_Work request_
The required answer is a copy of each line in the entries below that includes "domain".

_Source records_
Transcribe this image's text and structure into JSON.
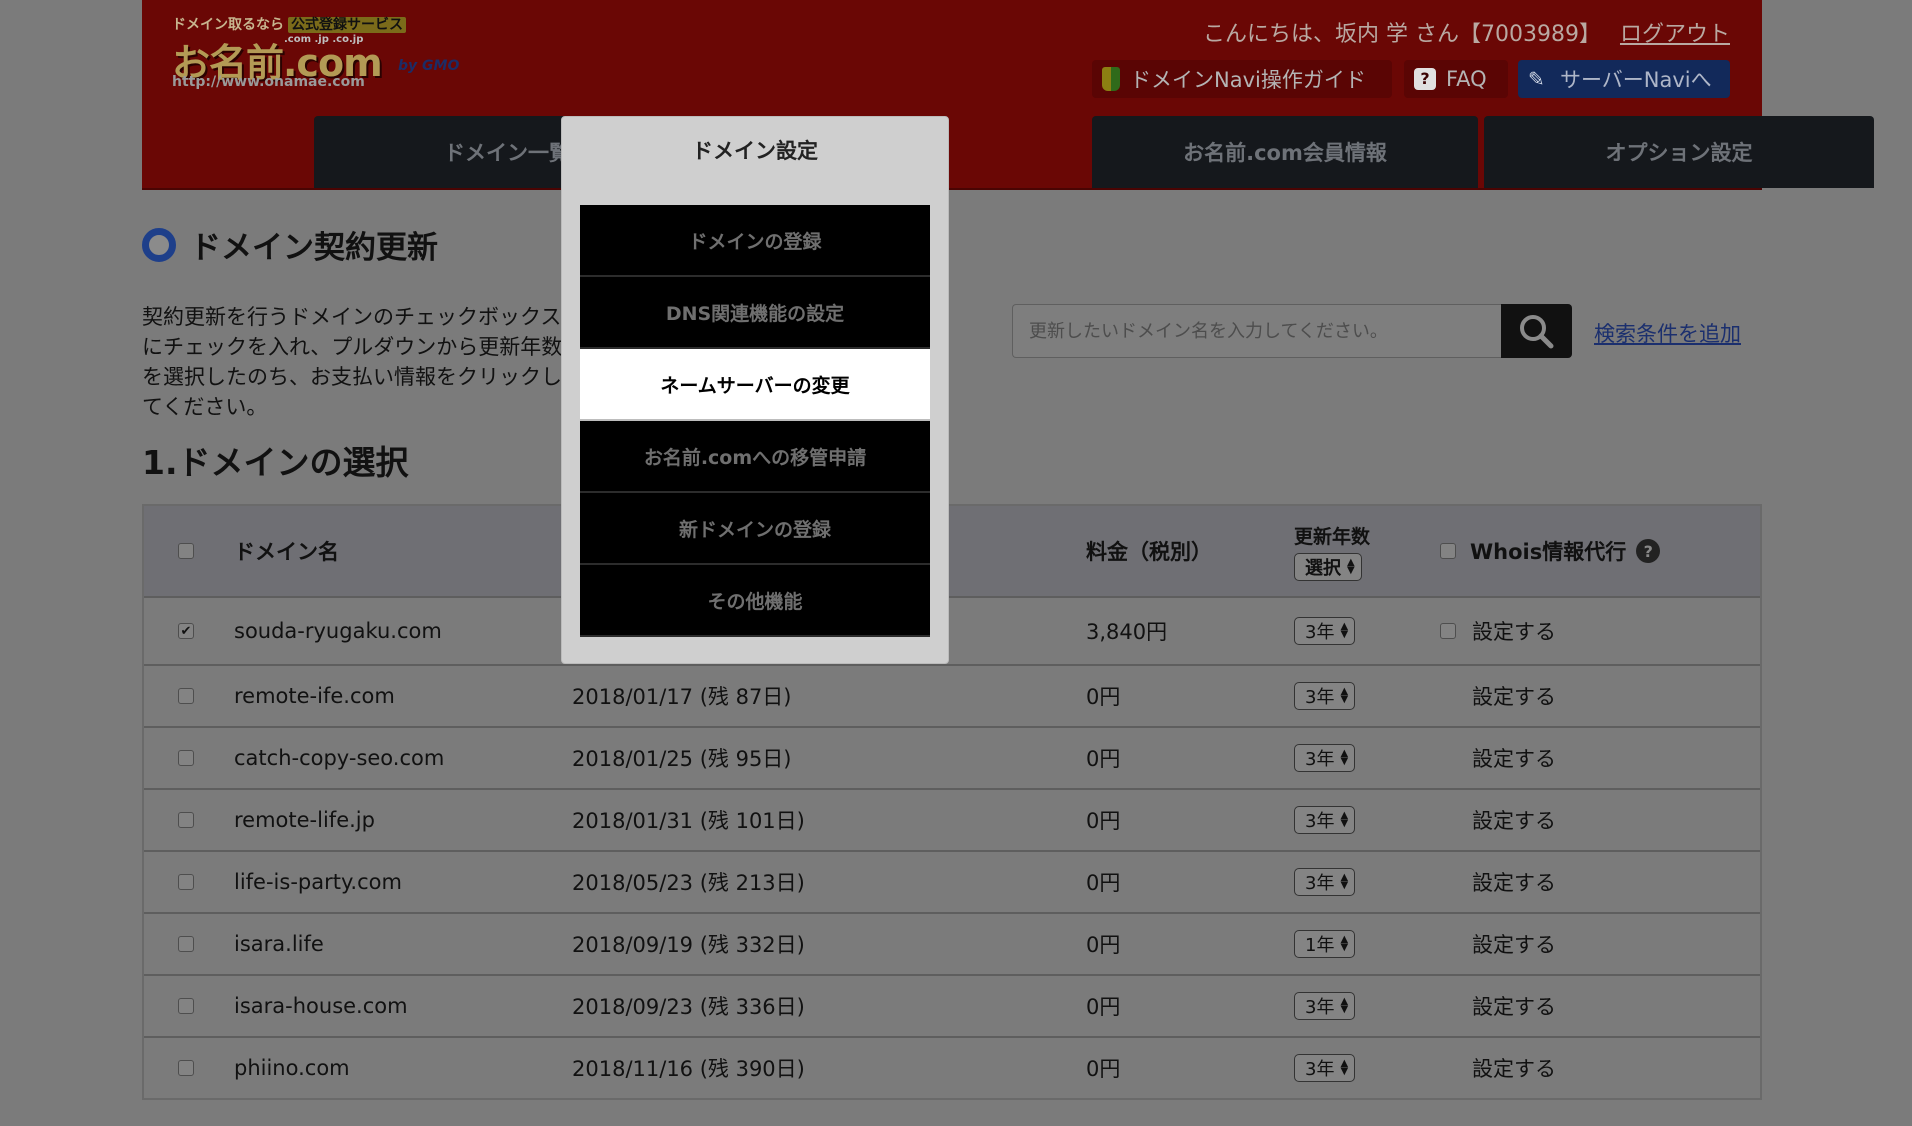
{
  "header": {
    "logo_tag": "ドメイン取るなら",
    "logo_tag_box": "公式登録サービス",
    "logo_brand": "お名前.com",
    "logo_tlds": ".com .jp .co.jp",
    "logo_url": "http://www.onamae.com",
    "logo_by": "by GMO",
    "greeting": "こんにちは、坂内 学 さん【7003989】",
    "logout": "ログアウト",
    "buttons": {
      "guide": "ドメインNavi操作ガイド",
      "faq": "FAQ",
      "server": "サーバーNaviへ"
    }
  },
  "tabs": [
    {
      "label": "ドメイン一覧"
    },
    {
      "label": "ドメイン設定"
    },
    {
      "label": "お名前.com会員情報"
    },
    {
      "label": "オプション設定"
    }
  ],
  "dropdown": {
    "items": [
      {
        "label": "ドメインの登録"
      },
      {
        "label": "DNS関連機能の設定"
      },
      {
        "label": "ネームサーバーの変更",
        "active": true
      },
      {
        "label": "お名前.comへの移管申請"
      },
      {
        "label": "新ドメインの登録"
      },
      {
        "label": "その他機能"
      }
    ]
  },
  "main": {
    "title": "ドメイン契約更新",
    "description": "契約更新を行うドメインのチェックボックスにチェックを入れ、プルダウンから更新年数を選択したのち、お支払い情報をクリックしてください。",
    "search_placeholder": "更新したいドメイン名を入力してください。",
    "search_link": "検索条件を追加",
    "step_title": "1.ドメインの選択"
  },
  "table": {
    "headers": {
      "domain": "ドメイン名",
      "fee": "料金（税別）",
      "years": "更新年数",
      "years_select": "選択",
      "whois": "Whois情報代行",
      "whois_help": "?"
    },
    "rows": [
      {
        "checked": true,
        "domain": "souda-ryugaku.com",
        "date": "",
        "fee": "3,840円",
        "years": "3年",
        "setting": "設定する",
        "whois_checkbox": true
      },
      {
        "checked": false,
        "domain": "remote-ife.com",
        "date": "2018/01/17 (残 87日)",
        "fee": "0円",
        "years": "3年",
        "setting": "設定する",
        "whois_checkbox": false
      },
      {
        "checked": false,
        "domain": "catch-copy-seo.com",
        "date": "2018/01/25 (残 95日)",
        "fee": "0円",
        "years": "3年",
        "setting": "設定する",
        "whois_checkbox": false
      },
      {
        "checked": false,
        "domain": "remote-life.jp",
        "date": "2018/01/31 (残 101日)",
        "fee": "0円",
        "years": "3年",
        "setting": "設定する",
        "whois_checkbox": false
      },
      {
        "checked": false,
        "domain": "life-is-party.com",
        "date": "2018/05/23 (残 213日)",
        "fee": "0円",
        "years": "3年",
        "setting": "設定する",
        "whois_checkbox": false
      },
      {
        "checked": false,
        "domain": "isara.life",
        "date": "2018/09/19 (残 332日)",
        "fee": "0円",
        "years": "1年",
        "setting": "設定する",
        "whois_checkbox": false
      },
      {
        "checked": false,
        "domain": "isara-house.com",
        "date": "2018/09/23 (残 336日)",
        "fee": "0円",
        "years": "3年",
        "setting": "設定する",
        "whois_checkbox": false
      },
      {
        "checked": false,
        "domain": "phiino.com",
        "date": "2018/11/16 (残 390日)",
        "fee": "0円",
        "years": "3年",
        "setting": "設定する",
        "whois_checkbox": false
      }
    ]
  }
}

_Expected answer_
      "domain": "ドメイン名",
        "domain": "souda-ryugaku.com",
        "domain": "remote-ife.com",
        "domain": "catch-copy-seo.com",
        "domain": "remote-life.jp",
        "domain": "life-is-party.com",
        "domain": "isara.life",
        "domain": "isara-house.com",
        "domain": "phiino.com",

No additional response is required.